It’s really easy to fall into the trap of trying to build something you think is simple that ends up being a complicated mess. Us engineers are amongst the most common offenders in this regard, often taking a simple idea and letting the feature creep run out of hand until the original idea is coated in 10 layers of additional functionality. I’d say that this is partly due to our training as modular design and implementation was one of the core engineering principles that was drill into me from day 1 although to be fair they also taught us how quickly the modular idea fell apart if you took it too far. There’s also the innate desire to cram as much functionality as you can into your product or service as that would make it appear more appealing to the end user, however that’s not always the case.
When Geon was starting out I had a rough idea of what I wanted to do: see what was going on in a certain location. That in itself is a pretty simple idea and the first revisions reflected that, although that was probably due to my lack of coding experience more than anything else. As time went on I got distracted by other things that forced me away from my pet project and upon return I had one of those brainwaves for improving Geon in ways I had not yet considered. This lead to the first version that actually had a login and a whole host of other features, something I was quite proud of. However it lacked focus, was confusing to use and ultimately whilst it satisfied some of the core vision it wasn’t anything more than a few RSS feeds tied together in a silverlight front end with a badly coded login and messaging framework hidden under the deluge of other features.
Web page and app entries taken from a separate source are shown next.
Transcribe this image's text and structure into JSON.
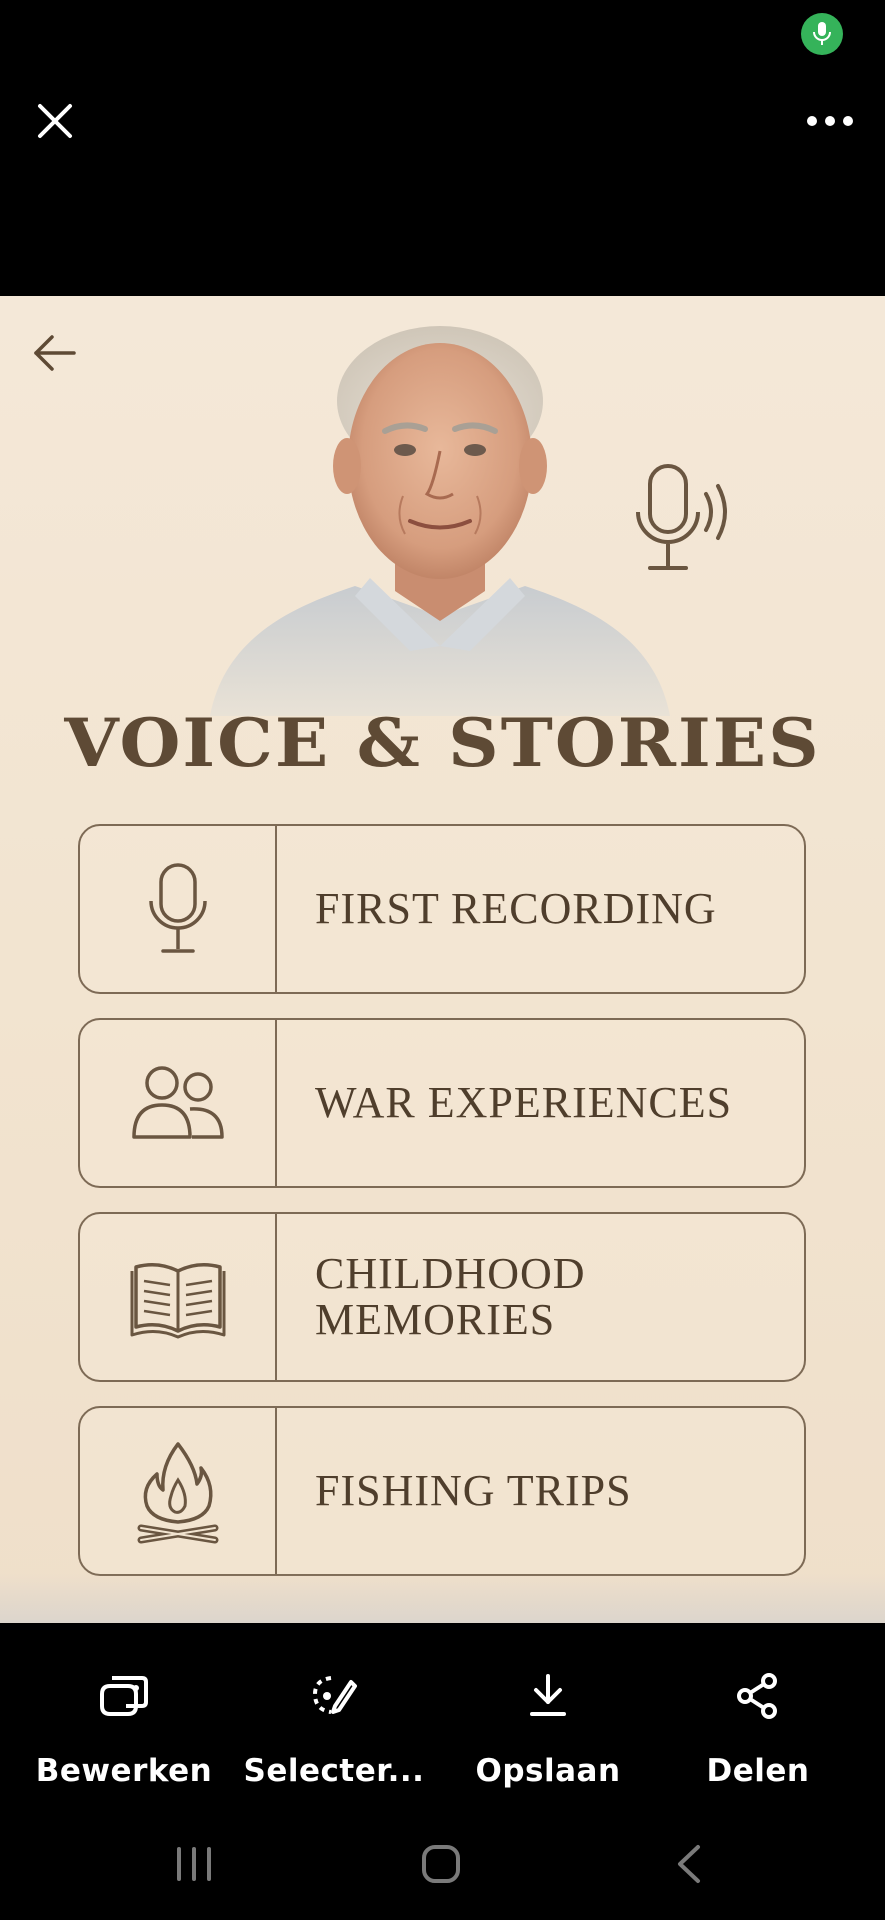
{
  "viewer": {
    "close_icon": "close-icon",
    "more_icon": "more-horizontal-icon",
    "mic_indicator_icon": "microphone-icon",
    "mic_indicator_color": "#35b35a"
  },
  "image": {
    "back_icon": "arrow-left-icon",
    "title": "VOICE & STORIES",
    "cards": [
      {
        "icon": "microphone-icon",
        "label": "FIRST RECORDING"
      },
      {
        "icon": "people-icon",
        "label": "WAR EXPERIENCES"
      },
      {
        "icon": "open-book-icon",
        "label": "CHILDHOOD\nMEMORIES"
      },
      {
        "icon": "campfire-icon",
        "label": "FISHING TRIPS"
      }
    ],
    "colors": {
      "background": "#f2e4d0",
      "ink": "#5e4a35",
      "border": "#7d6a55"
    }
  },
  "toolbar": {
    "items": [
      {
        "icon": "edit-icon",
        "label": "Bewerken"
      },
      {
        "icon": "select-icon",
        "label": "Selecter..."
      },
      {
        "icon": "download-icon",
        "label": "Opslaan"
      },
      {
        "icon": "share-icon",
        "label": "Delen"
      }
    ]
  },
  "system_nav": {
    "recents_icon": "recents-icon",
    "home_icon": "home-icon",
    "back_icon": "back-chevron-icon"
  }
}
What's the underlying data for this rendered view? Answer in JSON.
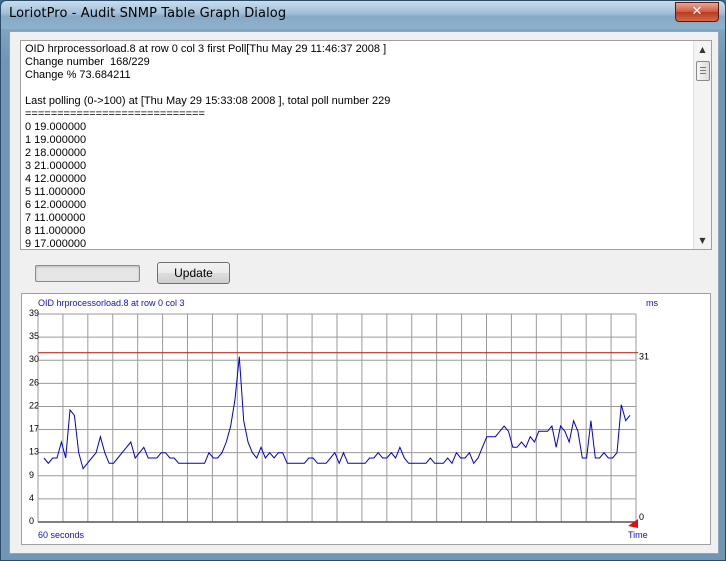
{
  "window": {
    "title": "LoriotPro - Audit SNMP Table Graph Dialog",
    "close_glyph": "✕"
  },
  "text_area": {
    "lines": [
      "OID hrprocessorload.8 at row 0 col 3 first Poll[Thu May 29 11:46:37 2008 ]",
      "Change number  168/229",
      "Change % 73.684211",
      "",
      "Last polling (0->100) at [Thu May 29 15:33:08 2008 ], total poll number 229",
      "============================",
      "0 19.000000",
      "1 19.000000",
      "2 18.000000",
      "3 21.000000",
      "4 12.000000",
      "5 11.000000",
      "6 12.000000",
      "7 11.000000",
      "8 11.000000",
      "9 17.000000"
    ]
  },
  "progress": {
    "value": 0
  },
  "buttons": {
    "update_label": "Update"
  },
  "icons": {
    "scroll_up": "scroll-up-arrow-icon",
    "scroll_down": "scroll-down-arrow-icon",
    "close": "close-icon",
    "marker": "red-triangle-marker-icon"
  },
  "colors": {
    "series": "#0000cc",
    "threshold": "#c03020",
    "grid": "#9a9a9a",
    "label": "#1010d0"
  },
  "chart_data": {
    "type": "line",
    "title": "OID hrprocessorload.8 at row 0 col 3",
    "unit_label": "ms",
    "xlabel_left": "60 seconds",
    "xlabel_right": "Time",
    "yticks": [
      "39",
      "35",
      "30",
      "26",
      "22",
      "17",
      "13",
      "9",
      "4",
      "0"
    ],
    "ylim": [
      0,
      39
    ],
    "threshold": {
      "value": 31,
      "label": "31"
    },
    "grid": true,
    "series": [
      {
        "values": [
          12,
          11,
          12,
          12,
          15,
          12,
          21,
          20,
          13,
          10,
          11,
          12,
          13,
          16,
          13,
          11,
          11,
          12,
          13,
          14,
          15,
          12,
          13,
          14,
          12,
          12,
          12,
          13,
          13,
          12,
          12,
          11,
          11,
          11,
          11,
          11,
          11,
          11,
          13,
          12,
          12,
          13,
          15,
          18,
          23,
          31,
          19,
          15,
          13,
          12,
          14,
          12,
          13,
          12,
          13,
          13,
          11,
          11,
          11,
          11,
          11,
          12,
          12,
          11,
          11,
          11,
          12,
          13,
          11,
          13,
          11,
          11,
          11,
          11,
          11,
          12,
          12,
          13,
          12,
          12,
          13,
          12,
          14,
          12,
          11,
          11,
          11,
          11,
          11,
          12,
          11,
          11,
          11,
          12,
          11,
          13,
          12,
          12,
          13,
          11,
          12,
          14,
          16,
          16,
          16,
          17,
          18,
          17,
          14,
          14,
          15,
          14,
          16,
          15,
          17,
          17,
          17,
          18,
          14,
          18,
          17,
          15,
          19,
          17,
          12,
          12,
          19,
          12,
          12,
          13,
          12,
          12,
          13,
          22,
          19,
          20
        ]
      }
    ]
  }
}
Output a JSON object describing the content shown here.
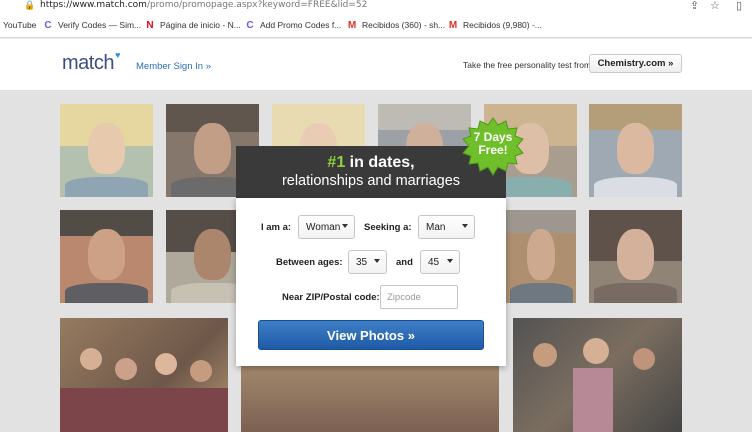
{
  "browser": {
    "url_host": "https://www.match.com",
    "url_path": "/promo/promopage.aspx?keyword=FREE&lid=52",
    "bookmarks": [
      {
        "label": "YouTube",
        "icon": "youtube-icon"
      },
      {
        "label": "Verify Codes — Sim...",
        "icon": "google-icon"
      },
      {
        "label": "Página de inicio - N...",
        "icon": "netflix-icon"
      },
      {
        "label": "Add Promo Codes f...",
        "icon": "google-icon"
      },
      {
        "label": "Recibidos (360) - sh...",
        "icon": "gmail-icon"
      },
      {
        "label": "Recibidos (9,980) -...",
        "icon": "gmail-icon"
      }
    ]
  },
  "header": {
    "logo": "match",
    "signin": "Member Sign In »",
    "tagline": "Take the free personality test from",
    "chemistry": "Chemistry.com »"
  },
  "modal": {
    "headline_num": "#1",
    "headline_rest": " in dates,",
    "headline_line2": "relationships and marriages",
    "badge_line1": "7 Days",
    "badge_line2": "Free!",
    "iam_label": "I am a:",
    "iam_value": "Woman",
    "seeking_label": "Seeking a:",
    "seeking_value": "Man",
    "ages_label": "Between ages:",
    "age_min": "35",
    "and_label": "and",
    "age_max": "45",
    "zip_label": "Near ZIP/Postal code:",
    "zip_placeholder": "Zipcode",
    "button": "View Photos »"
  },
  "colors": {
    "accent_green": "#8fd33c",
    "button_blue": "#2a6bb8",
    "header_dark": "#3a3a3a",
    "logo_blue": "#3b4f86"
  }
}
Something needed to change and thus Lobaco was born.
Increasingly I’m seeing that simplicity is the key to creating an application that users will want to use. On a recent trip to Adelaide my group of friends decided to use Beluga to co-ordinate various aspects of the trip. Beluga really only does one thing, group messaging, but it does it so well and in such a simple way that we constantly found ourselves coming back to it. Sure many of the functions are already covered off by say SMS or an online forum but having a consistent view for all group members that just plain worked made organizing our band of bros that much easier. It’s this kind of simplicity that keeps me coming back to Instagr.am as well, even though there’s similar levels of functionality included in the Twitter client (apart from the filters).
Keeping an idea simple all sounds like it would be easy enough but the fact that so many fail to do so show how hard it is to refine a project down to its fundamental base in order to develop a minimum viable product. Indeed this is why I find time away from developing my projects to be nearly as valuable as the time I spend with them as often it will get me out of the problem space I’ve been operating in and allow me to refine the core idea. I’ve also found myself wanting simple products in lieu of those that do much more just because the simple ones tend to do it better. This has started to lead me down the interesting path of finding things I think I can do better by removing the cruft from a competing product and I have one to test out once I get the first iteration of the Lobaco client out of the way.
I guess that will be the true test to see if simplicity and focus are things customers desire, and not just geeks like me.